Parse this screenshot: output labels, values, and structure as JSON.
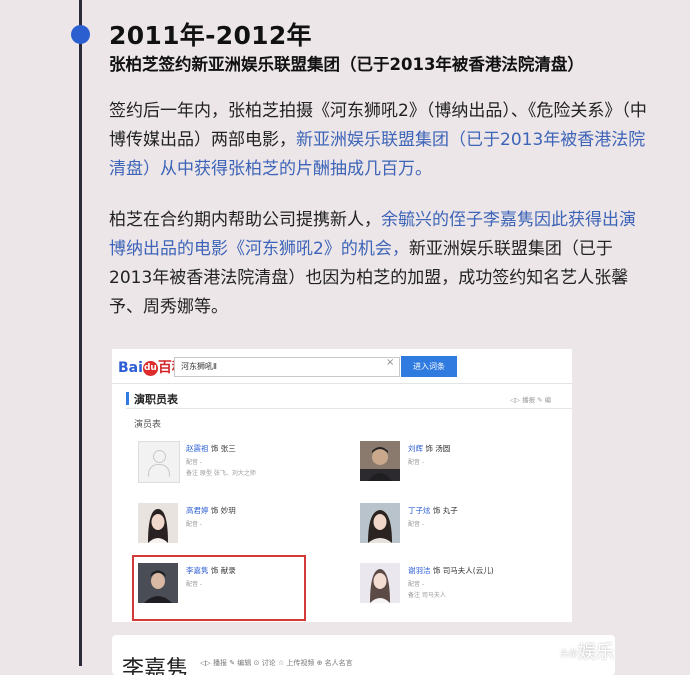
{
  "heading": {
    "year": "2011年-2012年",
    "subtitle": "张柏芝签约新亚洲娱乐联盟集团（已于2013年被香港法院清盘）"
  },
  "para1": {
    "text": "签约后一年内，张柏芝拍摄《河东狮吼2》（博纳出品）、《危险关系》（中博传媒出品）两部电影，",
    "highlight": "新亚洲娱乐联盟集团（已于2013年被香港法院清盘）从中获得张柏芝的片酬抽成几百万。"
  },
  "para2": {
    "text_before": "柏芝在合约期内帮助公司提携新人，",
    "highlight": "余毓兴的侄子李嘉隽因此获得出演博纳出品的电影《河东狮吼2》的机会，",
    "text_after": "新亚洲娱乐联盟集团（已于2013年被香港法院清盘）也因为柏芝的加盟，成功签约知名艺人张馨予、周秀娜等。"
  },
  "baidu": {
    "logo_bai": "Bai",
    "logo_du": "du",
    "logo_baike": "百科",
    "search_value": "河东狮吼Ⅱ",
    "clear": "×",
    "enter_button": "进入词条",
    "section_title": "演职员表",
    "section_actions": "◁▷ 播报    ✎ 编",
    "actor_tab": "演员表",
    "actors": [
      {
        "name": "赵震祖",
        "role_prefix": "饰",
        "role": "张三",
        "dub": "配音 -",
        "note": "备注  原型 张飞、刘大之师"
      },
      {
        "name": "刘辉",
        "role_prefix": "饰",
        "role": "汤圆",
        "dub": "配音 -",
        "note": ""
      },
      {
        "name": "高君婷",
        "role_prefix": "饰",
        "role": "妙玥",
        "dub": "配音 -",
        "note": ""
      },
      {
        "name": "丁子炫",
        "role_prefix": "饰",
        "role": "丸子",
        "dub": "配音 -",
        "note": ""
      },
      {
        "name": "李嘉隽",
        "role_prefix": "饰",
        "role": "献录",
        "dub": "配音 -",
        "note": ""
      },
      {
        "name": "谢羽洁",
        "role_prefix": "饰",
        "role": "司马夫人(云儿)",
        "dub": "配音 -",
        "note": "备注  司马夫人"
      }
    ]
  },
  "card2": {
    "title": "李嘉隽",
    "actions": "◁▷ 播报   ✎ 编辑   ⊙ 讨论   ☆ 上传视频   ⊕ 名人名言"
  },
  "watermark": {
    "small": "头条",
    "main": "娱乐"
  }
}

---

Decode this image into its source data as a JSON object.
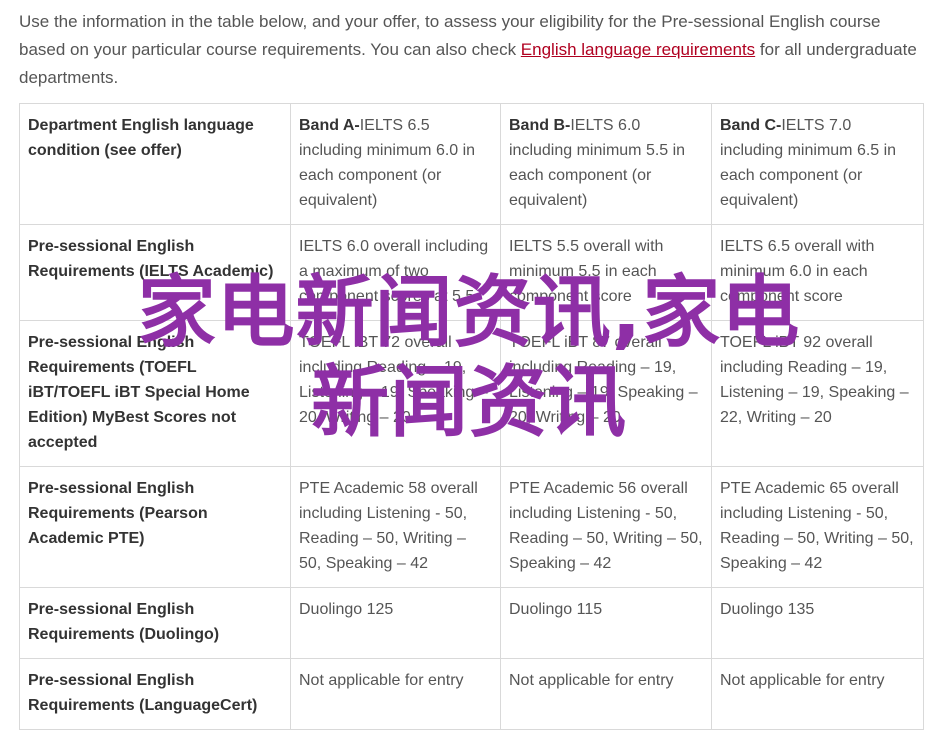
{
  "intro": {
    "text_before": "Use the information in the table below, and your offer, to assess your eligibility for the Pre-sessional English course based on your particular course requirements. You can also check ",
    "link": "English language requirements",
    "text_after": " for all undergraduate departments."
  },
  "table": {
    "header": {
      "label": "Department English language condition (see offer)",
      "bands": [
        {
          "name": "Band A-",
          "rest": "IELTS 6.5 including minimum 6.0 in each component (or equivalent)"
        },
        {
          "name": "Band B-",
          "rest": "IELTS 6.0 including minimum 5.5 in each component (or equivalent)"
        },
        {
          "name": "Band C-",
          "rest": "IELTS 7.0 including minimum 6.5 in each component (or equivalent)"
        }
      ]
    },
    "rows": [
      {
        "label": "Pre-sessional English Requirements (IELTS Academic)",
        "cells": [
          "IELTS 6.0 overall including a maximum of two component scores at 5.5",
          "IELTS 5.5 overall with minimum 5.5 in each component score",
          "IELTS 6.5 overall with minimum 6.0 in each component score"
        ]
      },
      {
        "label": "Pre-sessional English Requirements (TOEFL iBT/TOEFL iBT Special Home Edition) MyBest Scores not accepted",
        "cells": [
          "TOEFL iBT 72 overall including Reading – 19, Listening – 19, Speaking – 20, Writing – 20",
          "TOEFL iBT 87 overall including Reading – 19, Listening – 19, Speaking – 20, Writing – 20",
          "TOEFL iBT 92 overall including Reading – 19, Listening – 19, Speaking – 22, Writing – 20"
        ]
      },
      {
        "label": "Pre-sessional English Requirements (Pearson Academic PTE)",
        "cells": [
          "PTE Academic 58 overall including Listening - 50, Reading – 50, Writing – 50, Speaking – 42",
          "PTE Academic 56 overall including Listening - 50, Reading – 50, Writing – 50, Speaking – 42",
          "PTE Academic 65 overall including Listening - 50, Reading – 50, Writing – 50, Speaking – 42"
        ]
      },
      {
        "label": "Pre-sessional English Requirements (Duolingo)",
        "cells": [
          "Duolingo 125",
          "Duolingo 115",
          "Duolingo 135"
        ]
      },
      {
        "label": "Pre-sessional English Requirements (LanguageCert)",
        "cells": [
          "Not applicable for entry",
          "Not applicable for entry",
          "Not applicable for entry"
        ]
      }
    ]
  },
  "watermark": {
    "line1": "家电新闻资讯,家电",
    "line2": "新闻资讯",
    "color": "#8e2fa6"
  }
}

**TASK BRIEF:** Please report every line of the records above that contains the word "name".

**TASK ANSWER:**
        "name": "赵震祖",
        "name": "刘辉",
        "name": "高君婷",
        "name": "丁子炫",
        "name": "李嘉隽",
        "name": "谢羽洁",
          "name": "Band A-",
          "name": "Band B-",
          "name": "Band C-",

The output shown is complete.